Four arrested in Indonesia were trying to meet country's most wanted extremist amid fears group may have links to militants in Syria and Iraq
Four suspected Islamic militants arrested in Indonesia over the weekend are members of China's ethnic Uygur minority community and were trying to meet Indonesia's most wanted extremist, authorities said yesterday.
Police said they were investigating whether the four had links to the Islamic State group in Syria and Iraq.
Dozens of Indonesians have travelled to the Middle East to join the group and other militant outfits over the last year. Indonesian authorities, who have struggled against violent extremists for years, have woken up to the emerging threat in recent months. They have outlawed Islamic State but have no laws to stop suspected militants from travelling abroad.

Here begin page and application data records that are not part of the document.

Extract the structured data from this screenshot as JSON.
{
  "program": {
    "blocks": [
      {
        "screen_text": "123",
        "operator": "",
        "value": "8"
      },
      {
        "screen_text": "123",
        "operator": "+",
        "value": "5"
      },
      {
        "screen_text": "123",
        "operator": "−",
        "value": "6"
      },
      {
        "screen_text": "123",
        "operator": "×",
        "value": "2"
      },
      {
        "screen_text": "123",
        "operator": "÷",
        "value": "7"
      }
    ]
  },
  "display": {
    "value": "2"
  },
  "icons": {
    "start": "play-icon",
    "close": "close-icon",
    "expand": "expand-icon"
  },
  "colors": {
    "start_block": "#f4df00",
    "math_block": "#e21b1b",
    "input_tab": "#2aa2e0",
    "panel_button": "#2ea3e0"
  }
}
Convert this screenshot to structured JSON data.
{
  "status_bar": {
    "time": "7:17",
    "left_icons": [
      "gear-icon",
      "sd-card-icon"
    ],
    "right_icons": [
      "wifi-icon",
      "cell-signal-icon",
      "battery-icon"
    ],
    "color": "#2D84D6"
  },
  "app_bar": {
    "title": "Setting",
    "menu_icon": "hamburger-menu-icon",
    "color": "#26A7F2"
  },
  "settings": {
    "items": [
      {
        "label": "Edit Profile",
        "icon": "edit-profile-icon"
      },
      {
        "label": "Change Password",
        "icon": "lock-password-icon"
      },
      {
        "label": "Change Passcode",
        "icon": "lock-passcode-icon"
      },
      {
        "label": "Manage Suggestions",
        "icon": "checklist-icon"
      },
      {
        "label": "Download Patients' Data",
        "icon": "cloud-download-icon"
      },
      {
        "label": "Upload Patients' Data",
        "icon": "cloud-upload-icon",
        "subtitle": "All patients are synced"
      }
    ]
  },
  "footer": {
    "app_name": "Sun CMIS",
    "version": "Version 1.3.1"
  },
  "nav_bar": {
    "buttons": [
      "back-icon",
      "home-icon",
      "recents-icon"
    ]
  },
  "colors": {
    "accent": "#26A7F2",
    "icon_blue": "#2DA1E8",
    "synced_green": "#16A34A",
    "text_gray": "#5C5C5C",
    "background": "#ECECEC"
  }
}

The four Uygurs were arrested on Saturday in Central Sulawesi province, a major hotbed of militancy in the country.
National police spokesman Colonel Agus Rianto said the four were arrested with three associates of Abu Wardah Santoso, a fugitive militant leader alleged to be behind the murder of several policemen and Indonesia's most wanted terrorist suspect.
Rianto said police found stickers with the Islamic State symbol on them in the car the men were travelling in when they were arrested.
Authorities initially thought the four Uygurs were from Turkey, which has linguistic and ethnic ties with the Uygur homeland of Xinjiang in northwestern China.
The men are suspected of having travelled from Turkey to Cambodia by sea and then overland to Thailand, where they secured fake passports. They then travelled by plane to Kuala Lumpur in Malaysia before heading to Indonesia.
If the men were proven to have links to Islamic State, it would be "an ominous new development in the terrorist picture in Indonesia", said Keith Loveard, head of risk analysis at Jakarta-based security company Concord Consulting.
"Terrorist elements have been able to exist in the area because of strong community support for hard-line beliefs and the correctness of sharia principles."
Unrest by Uygur separatists has risen in Xinjiang and beyond, prompting President Xi Jinping to order a crackdown earlier this year.
China's Foreign Ministry spokesman Hong Lei said Beijing was seeking more information about the case. "We need to know about it further," he told reporters in Beijing when asked about the arrests.
The arrests came as Indonesia tightens passport issuance for trips to the Middle East and is monitoring its citizens in Syria for Islamic State connections, Djoko Suyanto, the minister for law and human rights, said. As many as 200 Indonesians travelled to Syria to fight with the Islamic militant group, according to a report released last month by New York- based Soufan Group.
Sixty-six Indonesians have travelled to Iraq and Syria to fight and four have died there. The government is increasing monitoring of areas prone to radical movements, including Poso, Ambon in the Maluku islands, and eastern and central Java, Suyanto said.
Poso is home to the Mujahideen Indonesia Timor, a group led by Santoso. It is the heartland of Indonesia's home-grown attempts to create an area where sharia, or Islamic law, prevails, and could be considered to have become part of the emerging "caliphate" claimed by Islamic State.
Associated Press, Bloomberg